Due to its small size, the Patio de las Muñecas, Courtyard of the Dolls, is considered part of the private quarters of the palace. Its columns and capitals of construction materials, Hispanic-Muslim works of quality reused by the architects of Pedro I, match with the intimate and elegant character of this area traditionally associated with the residence of the queen. Although it may seem that the name alludes to the smallness of the enclosure, it is probably due to the heads that decorate the plasterwork of its arches. Very refurbished since the time of the Catholic Monarchs, the two upper floors are romantic additions of the 19th century. Nevertheless, the stylized fruit motifs that, like pineapples, decorate the original plasterwork, make the visitors of these courtyards think of the nearby presence of the garden.

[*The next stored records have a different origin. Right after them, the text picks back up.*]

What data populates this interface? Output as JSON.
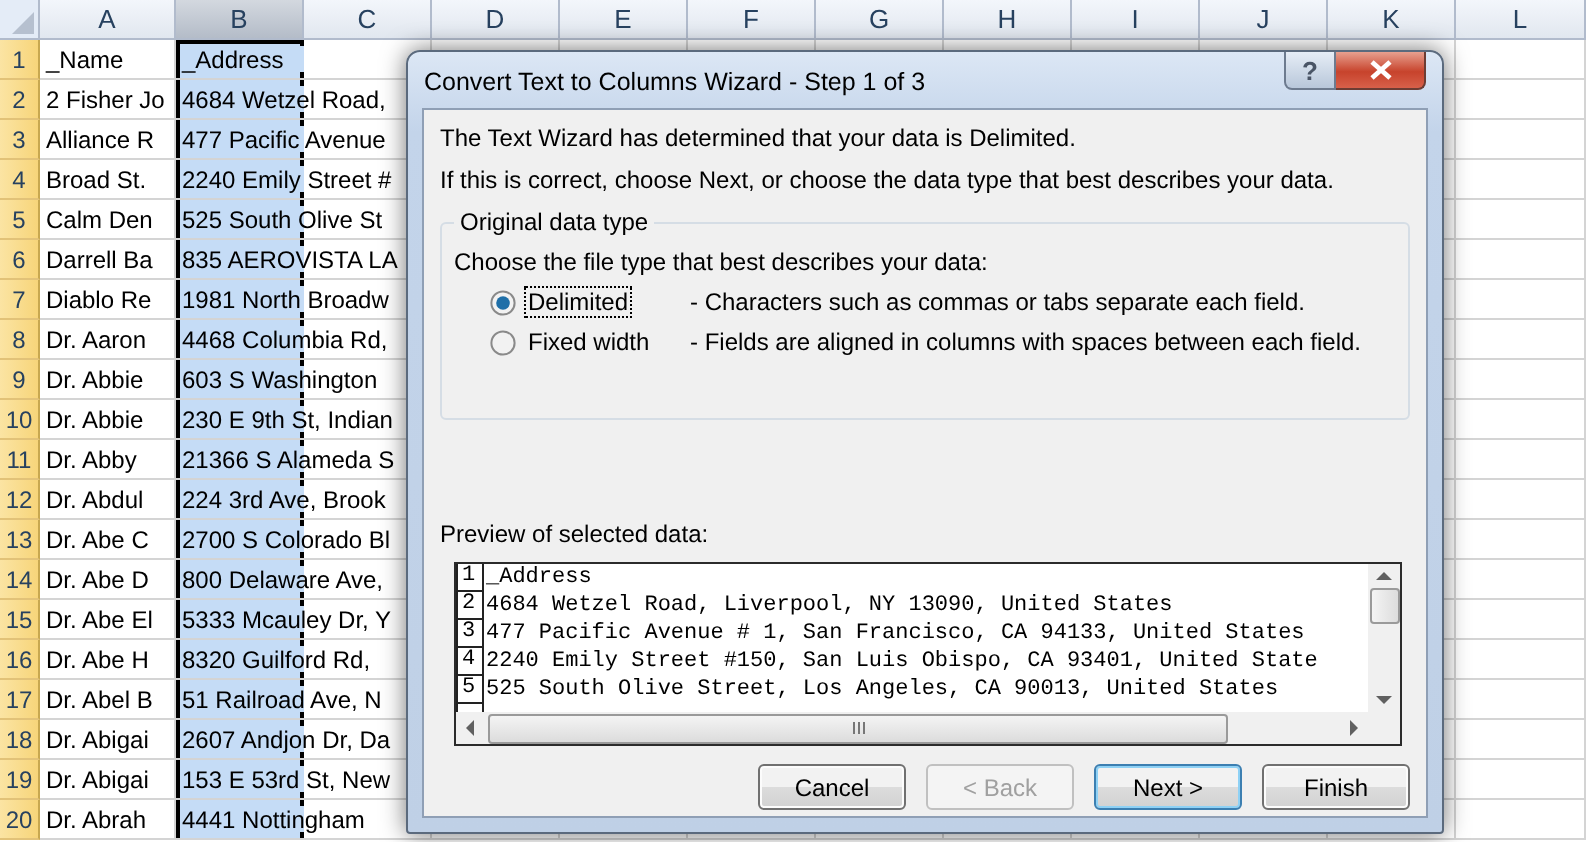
{
  "sheet": {
    "columns": [
      {
        "label": "A",
        "selected": false
      },
      {
        "label": "B",
        "selected": true
      },
      {
        "label": "C",
        "selected": false
      },
      {
        "label": "D",
        "selected": false
      },
      {
        "label": "E",
        "selected": false
      },
      {
        "label": "F",
        "selected": false
      },
      {
        "label": "G",
        "selected": false
      },
      {
        "label": "H",
        "selected": false
      },
      {
        "label": "I",
        "selected": false
      },
      {
        "label": "J",
        "selected": false
      },
      {
        "label": "K",
        "selected": false
      },
      {
        "label": "L",
        "selected": false
      }
    ],
    "rows": [
      {
        "number": "1",
        "cells": [
          "_Name",
          "_Address"
        ]
      },
      {
        "number": "2",
        "cells": [
          "2 Fisher Jo",
          "4684 Wetzel Road,"
        ]
      },
      {
        "number": "3",
        "cells": [
          "Alliance R",
          "477 Pacific Avenue"
        ]
      },
      {
        "number": "4",
        "cells": [
          "Broad St.",
          "2240 Emily Street #"
        ]
      },
      {
        "number": "5",
        "cells": [
          "Calm Den",
          "525 South Olive St"
        ]
      },
      {
        "number": "6",
        "cells": [
          "Darrell Ba",
          "835 AEROVISTA LA"
        ]
      },
      {
        "number": "7",
        "cells": [
          "Diablo Re",
          "1981 North Broadw"
        ]
      },
      {
        "number": "8",
        "cells": [
          "Dr. Aaron",
          "4468 Columbia Rd,"
        ]
      },
      {
        "number": "9",
        "cells": [
          "Dr. Abbie",
          "603 S Washington"
        ]
      },
      {
        "number": "10",
        "cells": [
          "Dr. Abbie",
          "230 E 9th St, Indian"
        ]
      },
      {
        "number": "11",
        "cells": [
          "Dr. Abby",
          "21366 S Alameda S"
        ]
      },
      {
        "number": "12",
        "cells": [
          "Dr. Abdul",
          "224 3rd Ave, Brook"
        ]
      },
      {
        "number": "13",
        "cells": [
          "Dr. Abe C",
          "2700 S Colorado Bl"
        ]
      },
      {
        "number": "14",
        "cells": [
          "Dr. Abe D",
          "800 Delaware Ave,"
        ]
      },
      {
        "number": "15",
        "cells": [
          "Dr. Abe El",
          "5333 Mcauley Dr, Y"
        ]
      },
      {
        "number": "16",
        "cells": [
          "Dr. Abe H",
          "8320 Guilford Rd,"
        ]
      },
      {
        "number": "17",
        "cells": [
          "Dr. Abel B",
          "51 Railroad Ave, N"
        ]
      },
      {
        "number": "18",
        "cells": [
          "Dr. Abigai",
          "2607 Andjon Dr, Da"
        ]
      },
      {
        "number": "19",
        "cells": [
          "Dr. Abigai",
          "153 E 53rd St, New"
        ]
      },
      {
        "number": "20",
        "cells": [
          "Dr. Abrah",
          "4441 Nottingham"
        ]
      }
    ]
  },
  "dialog": {
    "title": "Convert Text to Columns Wizard - Step 1 of 3",
    "help_button": "?",
    "intro": "The Text Wizard has determined that your data is Delimited.",
    "instruction": "If this is correct, choose Next, or choose the data type that best describes your data.",
    "group": {
      "legend": "Original data type",
      "prompt": "Choose the file type that best describes your data:",
      "options": [
        {
          "label": "Delimited",
          "description": "- Characters such as commas or tabs separate each field.",
          "selected": true,
          "focused": true
        },
        {
          "label": "Fixed width",
          "description": "- Fields are aligned in columns with spaces between each field.",
          "selected": false,
          "focused": false
        }
      ]
    },
    "preview": {
      "label": "Preview of selected data:",
      "lines": [
        {
          "number": "1",
          "text": "_Address"
        },
        {
          "number": "2",
          "text": "4684 Wetzel Road, Liverpool, NY 13090, United States"
        },
        {
          "number": "3",
          "text": "477 Pacific Avenue # 1, San Francisco, CA 94133, United States"
        },
        {
          "number": "4",
          "text": "2240 Emily Street #150, San Luis Obispo, CA 93401, United State"
        },
        {
          "number": "5",
          "text": "525 South Olive Street, Los Angeles, CA 90013, United States"
        }
      ]
    },
    "buttons": [
      {
        "label": "Cancel",
        "disabled": false,
        "default": false
      },
      {
        "label": "< Back",
        "disabled": true,
        "default": false
      },
      {
        "label": "Next >",
        "disabled": false,
        "default": true
      },
      {
        "label": "Finish",
        "disabled": false,
        "default": false
      }
    ]
  }
}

From this smaller patio starts a corridor that leads out to the outside where it is assumed that there could have been, or at least have been projected there, a bathroom. On two of its outer sides, this area of the palace seems to have been surrounded by a garden that separated from the surrounding orchards by a small wall, and on whose high part circulated the water that supplied this supposed bath.
The use of gardens and baths by medieval Christian monarchs implies an imitation of the values and elements characteristic of the Islamic princely culture infrequent in the Christian Europe of that time, which tells us about the singularity of these spaces.